Dr. Liaqat M. Qaiser: WHERE IS MY COUNTRY GOING?
January 30, 2011
A crippling fear still rules the general atmosphere of Pakistan after the assassination of Salmaan Taseer, the 66 years old Governor of the most populated province of Punjab on the 4th of January 2011.
The murderer was Mr. Mumtaz Qadri who was a policeman of Elite force whose duty was to protect the Governor but he instead shot 26 bullets at him and killed him in the capital city of Islamabad in the broad day light in a crowded area of a marketplace. None of the other police force present shot a single fire at the murderer. After his arrest at the spot, Mr. Mumtaz Qadri proudly confessed that he has killed the one who insulted the prophet of Islam and who had called the blasphemy law of Pakistan a “black law”. The governor never actually spoke the blasphemous words against the prophet; he only spoke against the already controversial law which is called the blasphemy law in Pakistan.
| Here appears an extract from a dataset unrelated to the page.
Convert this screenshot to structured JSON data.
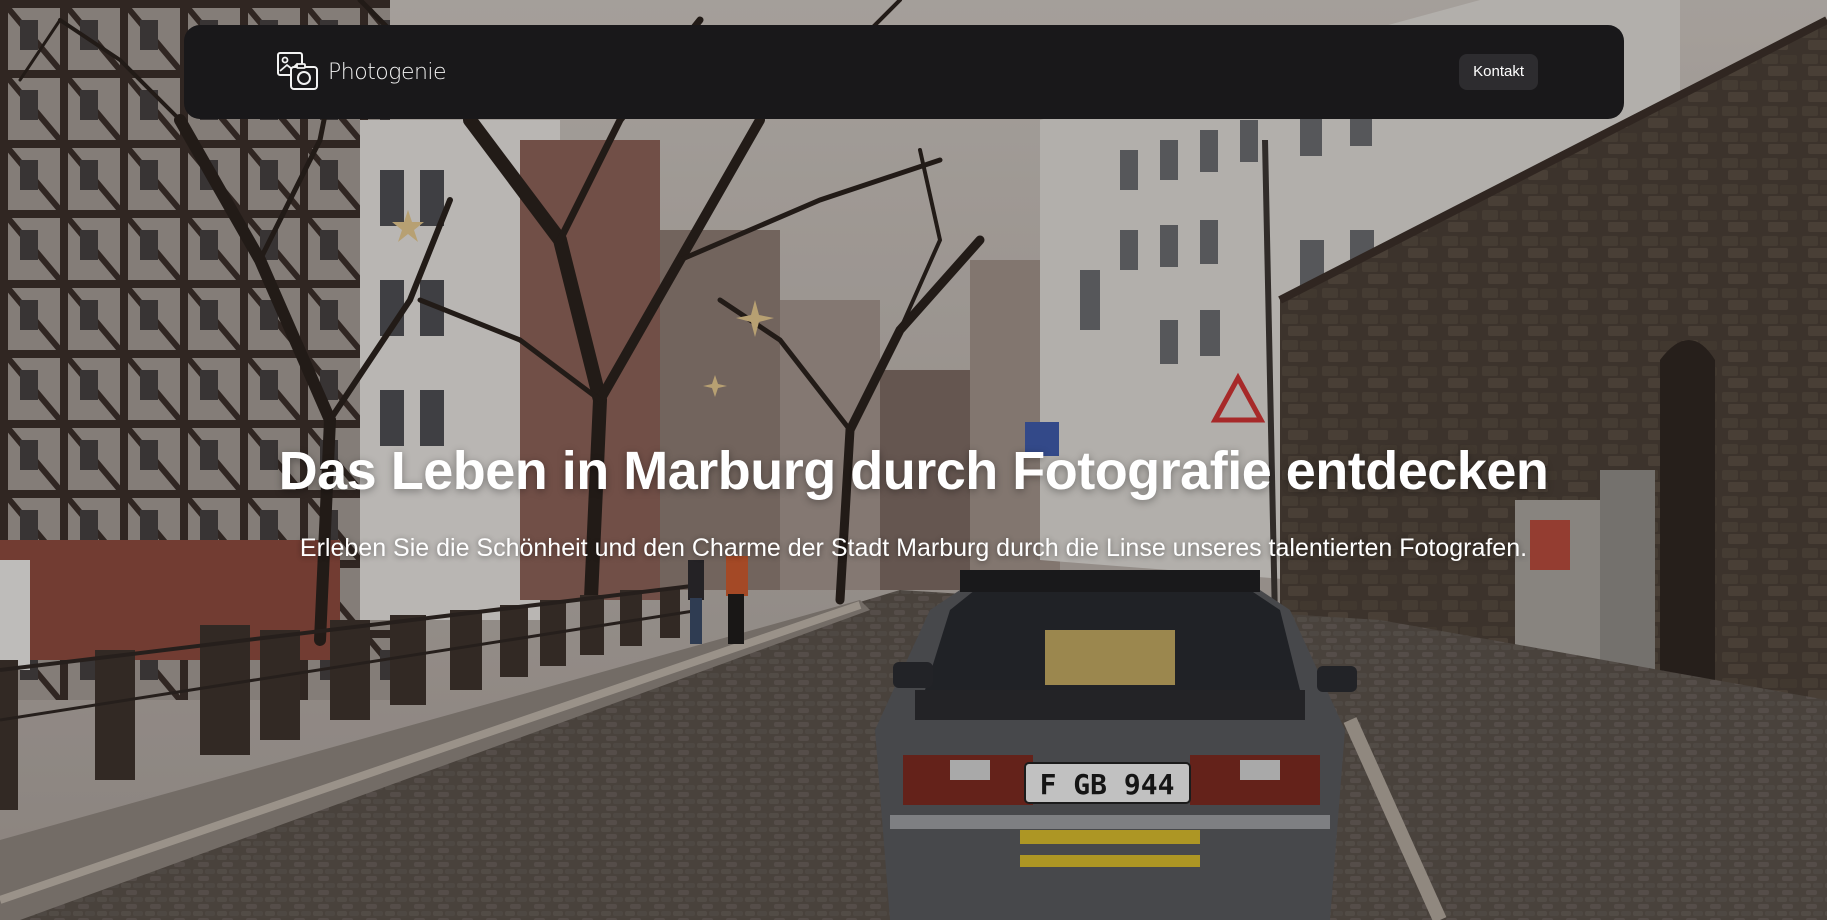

Controversial because often the law is used to settle personal disputes, specially the minorities of the country and particularly the Christians who are among the poorest in the country.
Asia Bibi, a Christian woman’s case is in hand. The Muslim neighboring women had a quarrel with Asia in 2009 and later with the help of the local Muslim priest accused her of saying blasphemous words against the prophet. Asia was first beaten by the neighbors and later called the police who arrested her and registered a case under blasphemy law called 295 C. The judge gave Asia the death sentence. Governor Salmaan Taseer went out to visit Asia Bibi in prison cell and defended this helpless poor woman of the minority community of Pakistan. He also called upon the political forces to repeal the law because it is being misused by the people to suppress the minorities and therefore is discriminatory. Salmaan Taseer had always been a bold voice to speak for the Pakistani minorities. He was an honest, transparent and patriotic politician of Pakistan and a very successful businessman and always a strong defense of the defenseless. The defense of Asia Bibi cost him his life.
However, it was not Salmaan Taseer who was declared a hero but the murderer. When Mr. Mumtaz Qadri was brought in the court the huge joyful enthusiastic crowd was throwing rose petals on him. Hundreds of lawyers volunteered to defend the murderer free of cost. Thousands were kissing his hands. Other thousands, addressing the authorities, were shouting to free Mr. Mumtaz Qadri. Several large banners were hung overnight in the cities of Pakistan that saluted the greatness of the assassin in reference to his love for Islam. The religious political leaders led large rallies to support Mr. Qadri. The media of Pakistan was very careful in its reporting the sad incident. Mr. Mumtaz Qadri became the hero of Pakistan overnight.
This kind of national intimidating atmosphere has made the Christian minorities of Pakistan even more insecure, quieter and more helpless. There is a question mark on their future and they are struggling with their Christian identity in Pakistan.
On the other hand, the freedom loving, democratic and tolerance promoting individuals in general are also under tremendous pressure at the moment. Peaceful people who love Pakistan are asking in their hearts if we are not heading toward the death of dialogue and difference of opinion which is so very important for a progressive and prosperous society. Are we on our way to become another “Afghanistan”? Where is my country going?